The Park Theatre’s first musical opened last night with the north London venue handing over to the Charles Court company for a production of Do I Hear a Waltz? It’s a real collector’s piece for musical theatre obsessives, being a one-off collaboration between Richard Rodgers and Stephen Sondheim that is seldom performed.
Rodgers and Sondheim make a fascinating combination. Sondheim’s lyrics bring wit and intelligence to Arthur Laurents’ book, based on his own play, while Rodgers’ ravishing score rises to the challenges of the younger artist and provides glorious tunes. Strangely, put together they often sound odd – a mix of the “ridiculous and the sublime” – a lyric that sums up the show and that I am sure we are supposed to take away with us.
A sensitive secretary visiting Venice has a holiday romance that she finds complicated, even though what’s on offer is simple. Commitment isn’t on the mind of the married antiques dealer she meets, but their shared sense of melancholy gives the whole show a kind of magic, despite its pragmatic approach to affairs of the heart. Added observations about Americans abroad and Italians at home are wry, if a touch too elaborated, and the scenario is impressively novel. But, in general, the premise is too slim to really grab you.

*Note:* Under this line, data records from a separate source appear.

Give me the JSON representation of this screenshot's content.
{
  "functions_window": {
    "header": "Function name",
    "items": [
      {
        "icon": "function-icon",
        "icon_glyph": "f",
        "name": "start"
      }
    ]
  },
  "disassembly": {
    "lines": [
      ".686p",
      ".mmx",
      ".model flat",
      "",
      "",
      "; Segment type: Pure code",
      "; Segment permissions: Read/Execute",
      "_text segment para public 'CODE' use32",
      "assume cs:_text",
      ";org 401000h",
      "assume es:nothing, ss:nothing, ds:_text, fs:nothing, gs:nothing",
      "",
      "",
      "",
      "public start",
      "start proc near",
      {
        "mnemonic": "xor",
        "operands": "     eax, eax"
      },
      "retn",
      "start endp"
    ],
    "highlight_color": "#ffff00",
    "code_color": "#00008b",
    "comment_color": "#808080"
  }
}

The production itself makes the best of things. There’s a fine performance from Rebecca Seale in the demanding lead role and Philip Lee sounds lovely as the charming shopkeeper looking to add to the itinerary of her holiday. Best value comes from the signora who runs the pensione in which the action takes place, with Rosie Strobel giving the “very, very” character her all. The bare staging and musical accompaniment from just piano and percussion reflect a chamber music feel, but I can’t help wondering what a fuller sound would have been like, as some numbers seem to cry out for it.
Musical director David Eaton has done a wonderful job and clearly knows his stuff but it’s speculation about the piece that will probably excite the aficionado – I suspect it’s more of a curiosity to collect than something that might cross over to a bigger audience.
Until 30 March 2014
Photo by Bill Knight
Written 7 March 2014 for The London Magazine